Rafael Montero’s physical talent is undeniable. How will he respond to the playoffs especially facing the team that gave up on him?
It’s hard to believe that Rafael Montero was rated just as high as Jacob DeGrom in the New York Mets minor league system given how different their careers have gone.
Just last year Montero was in the minor leagues for Seattle due to his ineffectiveness at the major league level before being involved in a trade that brought Kendall Graveman to Houston to shore up the bullpen.
Montero has been a revelation appearing in 71 games, the most of any Astros pitcher, while posting a 2.37 ERA and a 1.02 WHIP, good for fourth on the team only behind Justin Verlander, Cristian Javier and Hector Neris.
Montero’s physical gifts have never been in question. The mental side of things, much like the aforementioned Valdez, have been the biggest impediment to him fulfilling his potential as a devastating weapon out of the bullpen or even as a starter.
Montero has become the Astros go to set-up man in the eighth inning this year and his counterparts in Seattle are no slouches.
In fact the one place where Houston and Seattle are most evenly matched has to be the bullpen. While Houston’s relievers lead the entire major leagues with a 2.80 ERA, the Mariners were sixth with a 3.33 ERA.
The Astros have the advantage in middle and long relief, but in the back end the Mariners have Andres Munoz who can throw over 100 mph on a regular basis plus Penn Murfee and Paul Sewald.
That’s a virtual tie with Hector Neris, Ryne Stanek, Ryan Pressly and Montero. Montero has the talent, but in a rough Seattle environment where he had the lowest point of his career, can he slay the mental dragons that plagued him while there with an entire stadium of Mariner fans berating him and reminding him of his failures? If so the Astros will be in great shape to win close games late.

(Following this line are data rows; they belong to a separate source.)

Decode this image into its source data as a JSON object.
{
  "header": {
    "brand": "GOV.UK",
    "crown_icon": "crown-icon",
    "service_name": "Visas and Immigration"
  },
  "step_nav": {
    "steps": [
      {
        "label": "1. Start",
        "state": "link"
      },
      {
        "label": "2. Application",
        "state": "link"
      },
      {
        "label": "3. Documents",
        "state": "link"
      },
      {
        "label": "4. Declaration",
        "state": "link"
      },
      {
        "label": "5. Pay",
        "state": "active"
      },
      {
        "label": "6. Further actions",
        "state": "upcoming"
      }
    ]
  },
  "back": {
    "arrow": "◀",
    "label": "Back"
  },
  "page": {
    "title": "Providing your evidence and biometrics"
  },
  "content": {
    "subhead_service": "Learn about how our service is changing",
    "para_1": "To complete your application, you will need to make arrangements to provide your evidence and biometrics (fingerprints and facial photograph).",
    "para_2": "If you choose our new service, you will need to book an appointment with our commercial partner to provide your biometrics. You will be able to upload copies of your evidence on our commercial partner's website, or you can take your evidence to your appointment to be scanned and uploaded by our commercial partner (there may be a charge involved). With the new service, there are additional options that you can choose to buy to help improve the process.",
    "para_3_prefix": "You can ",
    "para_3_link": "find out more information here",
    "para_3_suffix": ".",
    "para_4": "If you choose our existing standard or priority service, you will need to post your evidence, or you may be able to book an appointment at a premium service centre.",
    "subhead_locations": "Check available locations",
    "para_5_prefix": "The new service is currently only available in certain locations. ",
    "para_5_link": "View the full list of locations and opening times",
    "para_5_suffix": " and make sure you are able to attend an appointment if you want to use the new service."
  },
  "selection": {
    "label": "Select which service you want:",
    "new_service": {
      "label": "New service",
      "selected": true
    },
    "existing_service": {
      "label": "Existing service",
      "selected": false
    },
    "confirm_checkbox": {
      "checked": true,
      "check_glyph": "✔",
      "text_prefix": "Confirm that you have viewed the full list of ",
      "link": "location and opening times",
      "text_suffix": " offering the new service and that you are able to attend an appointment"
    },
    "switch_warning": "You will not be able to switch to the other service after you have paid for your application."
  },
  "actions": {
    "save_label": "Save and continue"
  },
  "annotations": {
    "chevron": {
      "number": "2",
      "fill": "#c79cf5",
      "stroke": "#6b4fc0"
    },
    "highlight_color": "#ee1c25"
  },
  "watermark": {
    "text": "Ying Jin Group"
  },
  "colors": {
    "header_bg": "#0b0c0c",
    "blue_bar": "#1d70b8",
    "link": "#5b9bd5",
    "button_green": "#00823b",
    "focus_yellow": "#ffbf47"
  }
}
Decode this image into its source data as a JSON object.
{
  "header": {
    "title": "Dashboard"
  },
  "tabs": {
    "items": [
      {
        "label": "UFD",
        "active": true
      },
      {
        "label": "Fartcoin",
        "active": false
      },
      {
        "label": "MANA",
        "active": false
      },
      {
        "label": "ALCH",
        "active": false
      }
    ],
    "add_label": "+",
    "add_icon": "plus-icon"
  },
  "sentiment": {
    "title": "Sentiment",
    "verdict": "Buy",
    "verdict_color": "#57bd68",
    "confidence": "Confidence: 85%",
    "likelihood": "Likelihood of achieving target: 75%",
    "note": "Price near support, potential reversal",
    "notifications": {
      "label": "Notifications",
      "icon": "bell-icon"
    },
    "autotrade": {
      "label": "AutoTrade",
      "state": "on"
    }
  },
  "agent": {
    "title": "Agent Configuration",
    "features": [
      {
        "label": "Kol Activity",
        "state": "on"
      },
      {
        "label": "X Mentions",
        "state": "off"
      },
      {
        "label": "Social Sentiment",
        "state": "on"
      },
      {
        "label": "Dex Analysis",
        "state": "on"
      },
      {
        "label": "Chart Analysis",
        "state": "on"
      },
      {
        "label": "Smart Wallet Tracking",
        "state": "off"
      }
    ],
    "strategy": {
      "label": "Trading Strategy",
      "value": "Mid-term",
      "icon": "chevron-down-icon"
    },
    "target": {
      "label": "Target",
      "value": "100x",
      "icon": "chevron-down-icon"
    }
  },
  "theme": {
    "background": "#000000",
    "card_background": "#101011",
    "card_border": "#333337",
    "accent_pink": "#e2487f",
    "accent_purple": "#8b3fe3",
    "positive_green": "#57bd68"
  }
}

If not the team could see some heartbreaking late losses similar to what the Blue Jays just experienced.